Conception

Ron Domen, MD

Penn State College of Medicine, Hershey, Pennsylvania, United States

Poet’s statement: Being a physician provides very real and intimate encounters with many lives. For the physician who also writes poetry, the poem is an opportunity to capture the seemingly disparate, random particulars of life and of patient’s stories and to seek universal truths. However, most of the poetry I write does not deal directly with medicine as its focus. I am a physician who also happens to write poetry. But, I do feel that the act of writing poetry can help to make one a better listener and observer and ultimately, hopefully, a more humanistic, compassionate, and empathic member of the world at large.

Conception

It is important to know the stories

that surround our conception.

But leave out the part about the hormone

surge that expands the cumulus cells

surrounding the zona pellucida

and prepares the egg for fertilization.

I would rather know if there was passionate

love-making in the back seat of a Ford

at a drive-in movie the rolled up windows

made opaque from your steamy breaths.

And don’t go into detail how sperm

must fight their way through fibrous

macromolecules in cervical mucus

to get to fallopian tube fimbria

where the egg awaits fertilization.

Tell me about the gibbous moon

that rose above the swell of waves

on your honeymoon beach

and like sea turtles hatching

out of the sand and making their way

back to salt water I too

started my journey there on the sand.

And don’t use medical terms like capacitation

or hyperactivation to describe how sperm

must penetrate the zona pellucida

in order to fertilize the egg.

I want to know the details of how

the fog-laden air hung lanuginous

and misty in the park’s twilight

and dew on the grass mixed

with the lustrous sweat on your bodies.

And if you start to tell me about

sperm crossing the egg’s equatorial

segment and membrane fusion followed

by cleavage and embryo implantation

I will wonder about the outside drone

of traffic mingling with the radio’s music

in your bedroom as shadows from streetlights

streaked across the bed and the sound of me

came like the rustle of clothes dropped

to the floor around your feet.

 


RON DOMEN, MD, is Professor of Pathology, Medicine, and Humanities at the Penn State College of Medicine/Milton S. Hershey Medical Center, Hershey, PA. He has taught medical humanities to medical students and is also a member of the The Doctors Kienle Center for Humanistic Medicine at Penn State’s College of Medicine.
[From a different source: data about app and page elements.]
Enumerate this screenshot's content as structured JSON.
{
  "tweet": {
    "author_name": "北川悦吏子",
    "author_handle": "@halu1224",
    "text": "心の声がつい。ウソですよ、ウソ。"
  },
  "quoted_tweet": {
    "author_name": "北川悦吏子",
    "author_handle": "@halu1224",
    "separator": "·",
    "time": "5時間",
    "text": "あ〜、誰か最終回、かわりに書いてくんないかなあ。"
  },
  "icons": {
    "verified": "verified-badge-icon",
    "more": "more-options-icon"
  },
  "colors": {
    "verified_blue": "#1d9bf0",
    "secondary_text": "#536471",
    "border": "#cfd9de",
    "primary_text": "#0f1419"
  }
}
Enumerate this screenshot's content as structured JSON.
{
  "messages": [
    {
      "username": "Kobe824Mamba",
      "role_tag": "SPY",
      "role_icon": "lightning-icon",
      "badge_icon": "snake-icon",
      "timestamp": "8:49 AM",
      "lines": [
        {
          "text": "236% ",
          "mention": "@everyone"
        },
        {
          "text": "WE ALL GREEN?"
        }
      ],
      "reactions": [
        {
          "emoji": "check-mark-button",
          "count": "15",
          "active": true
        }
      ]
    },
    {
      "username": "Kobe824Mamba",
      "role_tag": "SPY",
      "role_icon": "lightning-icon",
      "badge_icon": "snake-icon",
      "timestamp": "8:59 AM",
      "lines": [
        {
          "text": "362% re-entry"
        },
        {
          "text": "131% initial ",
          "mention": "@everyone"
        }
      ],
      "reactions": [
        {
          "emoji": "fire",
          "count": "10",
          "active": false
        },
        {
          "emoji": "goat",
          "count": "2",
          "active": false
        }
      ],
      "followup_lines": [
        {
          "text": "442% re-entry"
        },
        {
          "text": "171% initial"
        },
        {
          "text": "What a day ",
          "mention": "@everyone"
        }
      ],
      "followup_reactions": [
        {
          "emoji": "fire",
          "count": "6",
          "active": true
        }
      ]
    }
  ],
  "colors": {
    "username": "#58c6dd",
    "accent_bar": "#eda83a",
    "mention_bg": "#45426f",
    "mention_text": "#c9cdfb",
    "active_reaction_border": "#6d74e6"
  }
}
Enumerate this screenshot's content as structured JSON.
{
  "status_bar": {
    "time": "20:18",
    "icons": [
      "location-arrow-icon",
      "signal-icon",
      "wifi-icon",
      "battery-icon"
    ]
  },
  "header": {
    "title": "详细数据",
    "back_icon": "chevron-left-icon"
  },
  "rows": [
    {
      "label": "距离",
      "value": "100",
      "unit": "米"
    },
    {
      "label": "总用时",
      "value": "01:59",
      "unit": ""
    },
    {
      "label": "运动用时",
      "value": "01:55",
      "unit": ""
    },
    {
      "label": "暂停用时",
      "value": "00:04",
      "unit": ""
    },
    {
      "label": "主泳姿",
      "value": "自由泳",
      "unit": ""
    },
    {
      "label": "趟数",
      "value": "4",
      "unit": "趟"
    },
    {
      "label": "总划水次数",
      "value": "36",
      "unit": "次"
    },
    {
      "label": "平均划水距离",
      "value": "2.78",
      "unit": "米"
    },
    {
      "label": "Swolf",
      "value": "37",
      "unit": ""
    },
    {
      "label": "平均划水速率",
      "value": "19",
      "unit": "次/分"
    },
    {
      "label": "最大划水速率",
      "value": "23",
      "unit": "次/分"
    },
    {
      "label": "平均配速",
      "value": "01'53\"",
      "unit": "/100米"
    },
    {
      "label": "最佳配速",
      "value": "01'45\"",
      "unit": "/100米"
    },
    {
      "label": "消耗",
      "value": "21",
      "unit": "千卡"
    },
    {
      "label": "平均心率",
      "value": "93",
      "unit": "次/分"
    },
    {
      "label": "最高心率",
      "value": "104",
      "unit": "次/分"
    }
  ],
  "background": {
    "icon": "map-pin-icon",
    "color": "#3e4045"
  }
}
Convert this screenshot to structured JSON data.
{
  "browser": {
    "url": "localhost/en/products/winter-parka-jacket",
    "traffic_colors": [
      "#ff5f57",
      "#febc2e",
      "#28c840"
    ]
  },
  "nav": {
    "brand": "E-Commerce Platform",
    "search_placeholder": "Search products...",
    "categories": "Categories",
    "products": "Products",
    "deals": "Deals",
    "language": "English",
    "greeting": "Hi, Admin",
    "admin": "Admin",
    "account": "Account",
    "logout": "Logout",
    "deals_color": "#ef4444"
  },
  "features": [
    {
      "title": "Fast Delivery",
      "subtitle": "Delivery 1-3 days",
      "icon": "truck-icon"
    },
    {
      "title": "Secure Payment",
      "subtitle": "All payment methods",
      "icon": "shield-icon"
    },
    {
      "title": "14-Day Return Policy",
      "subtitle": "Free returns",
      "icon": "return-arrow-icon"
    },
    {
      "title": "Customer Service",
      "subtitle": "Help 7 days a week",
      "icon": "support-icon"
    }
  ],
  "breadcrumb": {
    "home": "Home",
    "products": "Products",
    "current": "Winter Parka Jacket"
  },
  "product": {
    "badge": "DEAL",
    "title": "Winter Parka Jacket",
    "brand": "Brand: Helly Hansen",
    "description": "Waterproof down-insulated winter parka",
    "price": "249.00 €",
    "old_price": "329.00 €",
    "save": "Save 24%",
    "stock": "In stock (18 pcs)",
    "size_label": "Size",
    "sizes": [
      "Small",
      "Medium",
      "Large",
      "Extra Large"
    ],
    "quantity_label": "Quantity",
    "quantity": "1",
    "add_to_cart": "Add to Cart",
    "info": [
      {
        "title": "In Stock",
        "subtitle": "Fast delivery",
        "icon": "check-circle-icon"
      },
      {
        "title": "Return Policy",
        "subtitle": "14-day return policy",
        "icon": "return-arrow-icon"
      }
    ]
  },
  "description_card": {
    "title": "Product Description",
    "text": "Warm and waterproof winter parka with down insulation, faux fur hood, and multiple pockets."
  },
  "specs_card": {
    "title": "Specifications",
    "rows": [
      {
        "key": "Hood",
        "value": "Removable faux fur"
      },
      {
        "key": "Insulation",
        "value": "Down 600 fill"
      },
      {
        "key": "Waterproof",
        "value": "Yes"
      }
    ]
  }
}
His poems have appeared in several literary journals and anthologies.